What the task requires:
Among the entries below, find each line with "username" and show it.

Data supplied:
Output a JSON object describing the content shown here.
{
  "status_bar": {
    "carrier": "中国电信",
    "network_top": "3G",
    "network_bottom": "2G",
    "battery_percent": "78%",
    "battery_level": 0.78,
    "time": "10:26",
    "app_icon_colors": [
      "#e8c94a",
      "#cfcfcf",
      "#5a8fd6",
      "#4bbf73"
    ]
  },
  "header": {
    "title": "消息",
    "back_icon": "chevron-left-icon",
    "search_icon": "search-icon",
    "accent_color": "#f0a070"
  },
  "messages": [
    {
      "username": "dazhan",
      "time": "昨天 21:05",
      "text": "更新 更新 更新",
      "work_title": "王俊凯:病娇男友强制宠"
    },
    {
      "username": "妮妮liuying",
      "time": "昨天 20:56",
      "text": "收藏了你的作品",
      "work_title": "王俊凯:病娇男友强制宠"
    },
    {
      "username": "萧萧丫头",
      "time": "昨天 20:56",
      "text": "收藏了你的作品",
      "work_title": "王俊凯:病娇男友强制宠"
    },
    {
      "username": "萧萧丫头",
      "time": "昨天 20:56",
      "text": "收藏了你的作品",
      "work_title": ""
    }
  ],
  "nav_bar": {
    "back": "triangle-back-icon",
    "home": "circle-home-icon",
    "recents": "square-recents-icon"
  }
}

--

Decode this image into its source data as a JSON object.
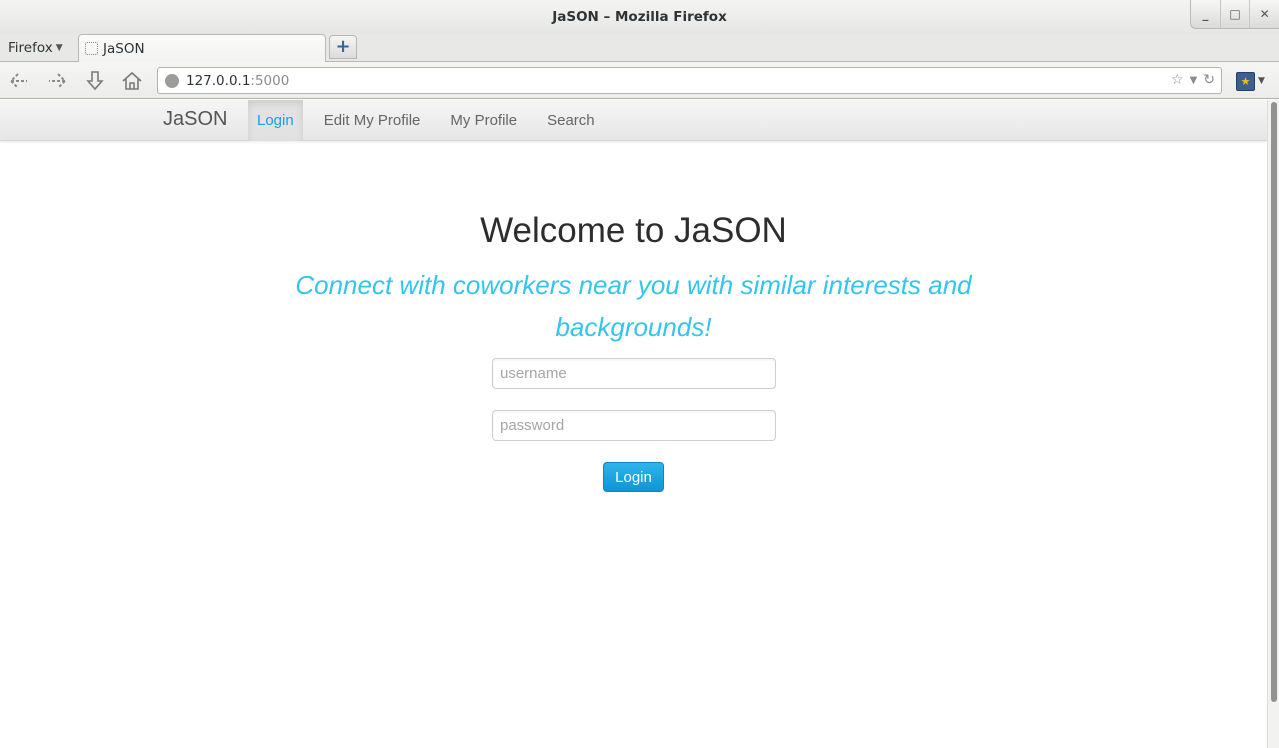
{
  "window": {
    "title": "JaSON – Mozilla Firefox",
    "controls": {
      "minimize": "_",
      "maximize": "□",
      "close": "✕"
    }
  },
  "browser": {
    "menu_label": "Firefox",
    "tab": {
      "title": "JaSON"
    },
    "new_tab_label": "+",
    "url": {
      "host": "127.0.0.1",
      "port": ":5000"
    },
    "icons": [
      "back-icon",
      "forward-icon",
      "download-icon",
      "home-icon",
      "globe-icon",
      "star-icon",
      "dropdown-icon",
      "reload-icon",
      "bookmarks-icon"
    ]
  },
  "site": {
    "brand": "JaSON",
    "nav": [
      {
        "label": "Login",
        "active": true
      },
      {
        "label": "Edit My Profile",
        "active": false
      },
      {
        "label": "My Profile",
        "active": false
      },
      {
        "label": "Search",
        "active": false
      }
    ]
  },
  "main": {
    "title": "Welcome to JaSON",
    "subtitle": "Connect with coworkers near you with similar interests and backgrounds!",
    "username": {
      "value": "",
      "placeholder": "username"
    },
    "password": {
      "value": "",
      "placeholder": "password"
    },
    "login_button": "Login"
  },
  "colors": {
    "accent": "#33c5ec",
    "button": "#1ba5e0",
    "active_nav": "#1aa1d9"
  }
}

Response area:
      "username": "dazhan",
      "username": "妮妮liuying",
      "username": "萧萧丫头",
      "username": "萧萧丫头",
    "username": {
      "placeholder": "username"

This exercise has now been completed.